Work to be completed:
Produce the full set of records below once more, exactly as they stand.

Stored records
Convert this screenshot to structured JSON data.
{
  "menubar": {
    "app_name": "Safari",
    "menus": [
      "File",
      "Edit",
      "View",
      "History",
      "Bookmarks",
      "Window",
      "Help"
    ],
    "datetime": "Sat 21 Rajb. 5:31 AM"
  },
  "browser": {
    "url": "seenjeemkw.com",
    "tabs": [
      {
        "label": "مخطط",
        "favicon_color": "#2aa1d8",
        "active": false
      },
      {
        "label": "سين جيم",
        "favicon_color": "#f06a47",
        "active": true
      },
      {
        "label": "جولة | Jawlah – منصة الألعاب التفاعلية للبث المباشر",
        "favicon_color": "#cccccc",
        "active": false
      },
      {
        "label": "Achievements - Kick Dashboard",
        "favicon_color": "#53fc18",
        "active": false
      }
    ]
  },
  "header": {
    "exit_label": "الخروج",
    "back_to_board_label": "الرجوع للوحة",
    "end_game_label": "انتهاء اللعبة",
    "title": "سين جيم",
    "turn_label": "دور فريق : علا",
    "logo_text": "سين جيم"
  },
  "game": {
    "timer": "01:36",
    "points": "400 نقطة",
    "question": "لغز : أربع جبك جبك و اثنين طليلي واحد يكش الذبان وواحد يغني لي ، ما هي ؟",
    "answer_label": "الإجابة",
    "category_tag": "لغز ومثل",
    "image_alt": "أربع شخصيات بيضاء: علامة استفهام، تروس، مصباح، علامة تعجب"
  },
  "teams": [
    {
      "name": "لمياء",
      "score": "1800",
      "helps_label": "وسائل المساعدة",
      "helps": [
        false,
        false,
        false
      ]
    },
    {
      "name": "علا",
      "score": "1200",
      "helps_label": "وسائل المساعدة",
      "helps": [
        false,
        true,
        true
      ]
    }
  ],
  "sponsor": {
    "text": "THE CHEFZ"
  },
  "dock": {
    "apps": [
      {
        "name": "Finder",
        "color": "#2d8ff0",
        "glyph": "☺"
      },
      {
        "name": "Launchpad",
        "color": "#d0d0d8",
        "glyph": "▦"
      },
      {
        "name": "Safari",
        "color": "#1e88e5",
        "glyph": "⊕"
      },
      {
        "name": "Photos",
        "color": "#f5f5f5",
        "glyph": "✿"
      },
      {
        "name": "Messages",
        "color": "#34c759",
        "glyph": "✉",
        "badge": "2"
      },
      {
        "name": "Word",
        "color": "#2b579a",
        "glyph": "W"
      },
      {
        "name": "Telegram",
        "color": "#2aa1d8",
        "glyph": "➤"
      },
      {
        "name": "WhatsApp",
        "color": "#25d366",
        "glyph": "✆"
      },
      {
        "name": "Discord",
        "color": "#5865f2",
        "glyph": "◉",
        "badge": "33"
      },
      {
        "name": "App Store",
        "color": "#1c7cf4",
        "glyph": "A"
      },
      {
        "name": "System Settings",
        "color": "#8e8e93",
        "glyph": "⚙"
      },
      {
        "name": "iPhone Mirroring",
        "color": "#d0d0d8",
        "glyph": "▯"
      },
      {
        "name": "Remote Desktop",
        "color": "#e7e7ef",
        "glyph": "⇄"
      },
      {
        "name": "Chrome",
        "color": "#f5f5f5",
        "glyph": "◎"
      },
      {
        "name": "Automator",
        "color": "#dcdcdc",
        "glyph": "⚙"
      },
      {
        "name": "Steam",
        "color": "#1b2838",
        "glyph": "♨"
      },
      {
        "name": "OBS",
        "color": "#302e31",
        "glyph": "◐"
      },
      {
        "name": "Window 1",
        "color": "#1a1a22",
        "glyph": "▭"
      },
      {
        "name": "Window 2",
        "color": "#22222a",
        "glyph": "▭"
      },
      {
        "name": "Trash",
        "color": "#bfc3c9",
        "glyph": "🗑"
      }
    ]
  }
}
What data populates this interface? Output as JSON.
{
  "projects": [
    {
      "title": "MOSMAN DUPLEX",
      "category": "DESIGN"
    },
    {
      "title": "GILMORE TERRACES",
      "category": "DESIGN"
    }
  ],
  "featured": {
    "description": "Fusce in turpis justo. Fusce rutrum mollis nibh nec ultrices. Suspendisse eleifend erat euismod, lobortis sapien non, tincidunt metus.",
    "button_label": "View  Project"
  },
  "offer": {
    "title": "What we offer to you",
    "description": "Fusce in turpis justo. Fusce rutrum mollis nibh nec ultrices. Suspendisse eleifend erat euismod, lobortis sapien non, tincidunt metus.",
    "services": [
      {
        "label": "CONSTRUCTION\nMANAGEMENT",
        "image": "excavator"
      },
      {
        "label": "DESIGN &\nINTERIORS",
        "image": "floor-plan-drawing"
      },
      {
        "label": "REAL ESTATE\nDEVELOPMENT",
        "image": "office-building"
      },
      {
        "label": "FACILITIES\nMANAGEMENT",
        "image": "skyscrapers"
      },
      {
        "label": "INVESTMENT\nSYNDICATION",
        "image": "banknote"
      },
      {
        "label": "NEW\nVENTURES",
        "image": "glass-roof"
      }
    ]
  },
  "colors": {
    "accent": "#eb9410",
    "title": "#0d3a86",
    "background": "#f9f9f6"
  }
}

Answer to the exercise:
Convert this screenshot to structured JSON data.
{
  "menubar": {
    "app_name": "Safari",
    "menus": [
      "File",
      "Edit",
      "View",
      "History",
      "Bookmarks",
      "Window",
      "Help"
    ],
    "datetime": "Sat 21 Rajb. 5:31 AM"
  },
  "browser": {
    "url": "seenjeemkw.com",
    "tabs": [
      {
        "label": "مخطط",
        "favicon_color": "#2aa1d8",
        "active": false
      },
      {
        "label": "سين جيم",
        "favicon_color": "#f06a47",
        "active": true
      },
      {
        "label": "جولة | Jawlah – منصة الألعاب التفاعلية للبث المباشر",
        "favicon_color": "#cccccc",
        "active": false
      },
      {
        "label": "Achievements - Kick Dashboard",
        "favicon_color": "#53fc18",
        "active": false
      }
    ]
  },
  "header": {
    "exit_label": "الخروج",
    "back_to_board_label": "الرجوع للوحة",
    "end_game_label": "انتهاء اللعبة",
    "title": "سين جيم",
    "turn_label": "دور فريق : علا",
    "logo_text": "سين جيم"
  },
  "game": {
    "timer": "01:36",
    "points": "400 نقطة",
    "question": "لغز : أربع جبك جبك و اثنين طليلي واحد يكش الذبان وواحد يغني لي ، ما هي ؟",
    "answer_label": "الإجابة",
    "category_tag": "لغز ومثل",
    "image_alt": "أربع شخصيات بيضاء: علامة استفهام، تروس، مصباح، علامة تعجب"
  },
  "teams": [
    {
      "name": "لمياء",
      "score": "1800",
      "helps_label": "وسائل المساعدة",
      "helps": [
        false,
        false,
        false
      ]
    },
    {
      "name": "علا",
      "score": "1200",
      "helps_label": "وسائل المساعدة",
      "helps": [
        false,
        true,
        true
      ]
    }
  ],
  "sponsor": {
    "text": "THE CHEFZ"
  },
  "dock": {
    "apps": [
      {
        "name": "Finder",
        "color": "#2d8ff0",
        "glyph": "☺"
      },
      {
        "name": "Launchpad",
        "color": "#d0d0d8",
        "glyph": "▦"
      },
      {
        "name": "Safari",
        "color": "#1e88e5",
        "glyph": "⊕"
      },
      {
        "name": "Photos",
        "color": "#f5f5f5",
        "glyph": "✿"
      },
      {
        "name": "Messages",
        "color": "#34c759",
        "glyph": "✉",
        "badge": "2"
      },
      {
        "name": "Word",
        "color": "#2b579a",
        "glyph": "W"
      },
      {
        "name": "Telegram",
        "color": "#2aa1d8",
        "glyph": "➤"
      },
      {
        "name": "WhatsApp",
        "color": "#25d366",
        "glyph": "✆"
      },
      {
        "name": "Discord",
        "color": "#5865f2",
        "glyph": "◉",
        "badge": "33"
      },
      {
        "name": "App Store",
        "color": "#1c7cf4",
        "glyph": "A"
      },
      {
        "name": "System Settings",
        "color": "#8e8e93",
        "glyph": "⚙"
      },
      {
        "name": "iPhone Mirroring",
        "color": "#d0d0d8",
        "glyph": "▯"
      },
      {
        "name": "Remote Desktop",
        "color": "#e7e7ef",
        "glyph": "⇄"
      },
      {
        "name": "Chrome",
        "color": "#f5f5f5",
        "glyph": "◎"
      },
      {
        "name": "Automator",
        "color": "#dcdcdc",
        "glyph": "⚙"
      },
      {
        "name": "Steam",
        "color": "#1b2838",
        "glyph": "♨"
      },
      {
        "name": "OBS",
        "color": "#302e31",
        "glyph": "◐"
      },
      {
        "name": "Window 1",
        "color": "#1a1a22",
        "glyph": "▭"
      },
      {
        "name": "Window 2",
        "color": "#22222a",
        "glyph": "▭"
      },
      {
        "name": "Trash",
        "color": "#bfc3c9",
        "glyph": "🗑"
      }
    ]
  }
}
What data populates this interface? Output as JSON.
{
  "projects": [
    {
      "title": "MOSMAN DUPLEX",
      "category": "DESIGN"
    },
    {
      "title": "GILMORE TERRACES",
      "category": "DESIGN"
    }
  ],
  "featured": {
    "description": "Fusce in turpis justo. Fusce rutrum mollis nibh nec ultrices. Suspendisse eleifend erat euismod, lobortis sapien non, tincidunt metus.",
    "button_label": "View  Project"
  },
  "offer": {
    "title": "What we offer to you",
    "description": "Fusce in turpis justo. Fusce rutrum mollis nibh nec ultrices. Suspendisse eleifend erat euismod, lobortis sapien non, tincidunt metus.",
    "services": [
      {
        "label": "CONSTRUCTION\nMANAGEMENT",
        "image": "excavator"
      },
      {
        "label": "DESIGN &\nINTERIORS",
        "image": "floor-plan-drawing"
      },
      {
        "label": "REAL ESTATE\nDEVELOPMENT",
        "image": "office-building"
      },
      {
        "label": "FACILITIES\nMANAGEMENT",
        "image": "skyscrapers"
      },
      {
        "label": "INVESTMENT\nSYNDICATION",
        "image": "banknote"
      },
      {
        "label": "NEW\nVENTURES",
        "image": "glass-roof"
      }
    ]
  },
  "colors": {
    "accent": "#eb9410",
    "title": "#0d3a86",
    "background": "#f9f9f6"
  }
}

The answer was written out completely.